The energy expended in the movements of protoplasm is supplied through the chemical changes going on in its substance, by the breaking down of compounds possessing much latent energy into more simple ones containing less such energy.

These downward chemical changes are mainly processes of oxidation, one of the chief products of oxidation being carbonic-acid gas. Now, the taking in of oxygen and the giving out of carbonic acid together constitute respiration; hence protoplasm is "respiratory"—another of its vital properties. It breathes, as the fish does, by absorption of oxygen from its surrounding medium; but it breathes at the entire surface of its mass instead of at special parts of its surface, as in the fish. This is true of vegetable as well as animal protoplasm, the two being indeed regarded, in all essential points, as identical.

Protoplasm is also "reproductive." Haeckel, in his history of the discovery of the monera, which consist of little globules of simple protoplasm, describes their mode of reproduction as follows: "The little creature divides into two halves, and each of these goes on living like the original one."

But there is a form of living protoplasm even more simple, if possible, than the moneron of Professor Haeckel—the Myxomycetæ—of which a very good description may be found in the inaugural address of Professor Allman, President of the British Association, in 1879, published in the October number of "The Popular Science Monthly" of that year. These organisms consist, during the greater part of their lives, of simple protoplasm. They may be found in moist places growing on decaying leaves, rotten wood, etc., etc., over which they spread in the form of a net-work, exhibiting amœboid movements, appearing to be sensitive to the light, and giving other evidences of life.

But we may find a specimen of protoplasm even nearer home than this. Prick your own fingers, if you choose; withdraw a drop of living blood from the wound, and, having properly diluted it, place it under your own microscope for observation. Scattered among the numerous small bodies which give to the blood its brilliant crimson hue, may be seen a few somewhat larger colorless ones—the leucocytes or white cells.

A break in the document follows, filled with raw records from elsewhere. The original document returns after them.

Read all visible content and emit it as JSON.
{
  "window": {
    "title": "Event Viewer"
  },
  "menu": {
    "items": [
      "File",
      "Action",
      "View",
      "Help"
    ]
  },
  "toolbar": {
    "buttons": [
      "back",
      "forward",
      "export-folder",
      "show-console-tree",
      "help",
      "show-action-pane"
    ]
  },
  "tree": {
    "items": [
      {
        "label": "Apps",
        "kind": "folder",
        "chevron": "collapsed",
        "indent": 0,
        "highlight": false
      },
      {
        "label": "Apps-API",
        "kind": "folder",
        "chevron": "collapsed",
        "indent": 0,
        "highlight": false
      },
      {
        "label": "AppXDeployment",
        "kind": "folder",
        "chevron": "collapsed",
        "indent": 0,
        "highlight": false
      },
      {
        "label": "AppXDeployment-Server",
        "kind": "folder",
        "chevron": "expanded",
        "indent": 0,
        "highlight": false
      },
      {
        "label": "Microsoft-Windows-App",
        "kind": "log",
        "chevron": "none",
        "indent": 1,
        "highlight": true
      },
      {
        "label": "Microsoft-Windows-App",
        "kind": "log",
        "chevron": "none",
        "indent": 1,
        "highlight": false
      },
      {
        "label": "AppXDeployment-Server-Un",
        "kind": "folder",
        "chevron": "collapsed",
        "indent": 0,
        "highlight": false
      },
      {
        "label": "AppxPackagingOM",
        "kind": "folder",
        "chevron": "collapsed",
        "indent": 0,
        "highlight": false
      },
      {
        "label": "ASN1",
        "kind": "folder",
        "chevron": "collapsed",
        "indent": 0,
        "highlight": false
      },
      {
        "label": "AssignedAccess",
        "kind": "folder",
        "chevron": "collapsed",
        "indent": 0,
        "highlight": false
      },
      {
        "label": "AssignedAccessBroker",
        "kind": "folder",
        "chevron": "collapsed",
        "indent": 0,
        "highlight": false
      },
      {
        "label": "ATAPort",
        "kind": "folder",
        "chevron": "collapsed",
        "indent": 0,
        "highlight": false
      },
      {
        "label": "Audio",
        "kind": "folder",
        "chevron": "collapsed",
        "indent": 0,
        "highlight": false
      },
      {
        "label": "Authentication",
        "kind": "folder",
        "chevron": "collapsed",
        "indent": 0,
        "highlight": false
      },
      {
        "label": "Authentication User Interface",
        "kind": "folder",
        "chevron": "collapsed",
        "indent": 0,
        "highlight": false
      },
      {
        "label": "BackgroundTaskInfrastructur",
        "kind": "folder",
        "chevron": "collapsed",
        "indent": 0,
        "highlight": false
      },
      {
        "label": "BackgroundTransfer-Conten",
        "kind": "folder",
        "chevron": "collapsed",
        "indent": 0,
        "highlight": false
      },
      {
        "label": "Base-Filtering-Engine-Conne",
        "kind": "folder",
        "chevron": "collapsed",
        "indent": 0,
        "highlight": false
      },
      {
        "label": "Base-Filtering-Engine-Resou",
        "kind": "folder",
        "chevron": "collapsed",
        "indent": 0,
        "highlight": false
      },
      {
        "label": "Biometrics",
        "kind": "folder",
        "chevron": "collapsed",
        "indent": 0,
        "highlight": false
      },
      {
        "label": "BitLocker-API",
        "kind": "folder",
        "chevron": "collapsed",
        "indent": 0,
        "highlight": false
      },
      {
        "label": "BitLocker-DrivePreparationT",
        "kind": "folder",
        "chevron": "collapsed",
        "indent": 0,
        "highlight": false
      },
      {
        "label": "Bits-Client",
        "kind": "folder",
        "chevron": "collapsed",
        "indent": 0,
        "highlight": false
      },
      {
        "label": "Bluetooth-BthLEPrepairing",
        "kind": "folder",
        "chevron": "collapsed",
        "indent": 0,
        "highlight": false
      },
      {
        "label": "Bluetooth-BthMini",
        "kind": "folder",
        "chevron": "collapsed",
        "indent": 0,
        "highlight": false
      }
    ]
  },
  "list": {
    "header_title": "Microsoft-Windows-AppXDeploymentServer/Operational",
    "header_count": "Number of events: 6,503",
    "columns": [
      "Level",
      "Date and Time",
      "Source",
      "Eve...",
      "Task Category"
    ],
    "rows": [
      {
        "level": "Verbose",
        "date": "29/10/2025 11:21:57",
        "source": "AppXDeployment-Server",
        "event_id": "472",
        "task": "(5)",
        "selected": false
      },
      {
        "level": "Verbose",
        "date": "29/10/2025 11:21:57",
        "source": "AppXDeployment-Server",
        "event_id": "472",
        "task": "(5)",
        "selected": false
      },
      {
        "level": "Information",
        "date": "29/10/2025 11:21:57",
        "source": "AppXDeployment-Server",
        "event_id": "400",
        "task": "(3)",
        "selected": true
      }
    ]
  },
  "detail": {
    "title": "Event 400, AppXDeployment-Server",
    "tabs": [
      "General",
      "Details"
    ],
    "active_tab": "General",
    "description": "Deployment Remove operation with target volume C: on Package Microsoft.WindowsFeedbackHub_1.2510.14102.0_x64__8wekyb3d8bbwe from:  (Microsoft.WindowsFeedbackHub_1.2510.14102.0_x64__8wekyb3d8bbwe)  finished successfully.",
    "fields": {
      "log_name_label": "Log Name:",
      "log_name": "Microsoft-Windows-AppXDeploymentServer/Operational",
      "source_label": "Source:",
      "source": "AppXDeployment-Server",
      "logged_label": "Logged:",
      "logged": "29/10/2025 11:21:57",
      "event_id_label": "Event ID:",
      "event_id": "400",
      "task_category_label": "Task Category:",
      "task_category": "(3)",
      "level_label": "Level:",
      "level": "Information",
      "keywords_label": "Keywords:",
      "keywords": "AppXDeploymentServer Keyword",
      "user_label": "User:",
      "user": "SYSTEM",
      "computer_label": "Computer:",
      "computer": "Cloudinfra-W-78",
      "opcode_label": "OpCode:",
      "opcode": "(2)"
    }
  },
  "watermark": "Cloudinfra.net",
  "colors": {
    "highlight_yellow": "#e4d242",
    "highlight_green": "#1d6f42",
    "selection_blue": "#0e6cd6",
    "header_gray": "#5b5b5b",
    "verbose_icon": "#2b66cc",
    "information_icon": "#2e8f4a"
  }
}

These microscopic bodies consist mainly of simple, undifferentiated protoplasm. They* differ from the monera (first found by Haeckel floating on the surface of the Mediterranean Sea) in being nucleated;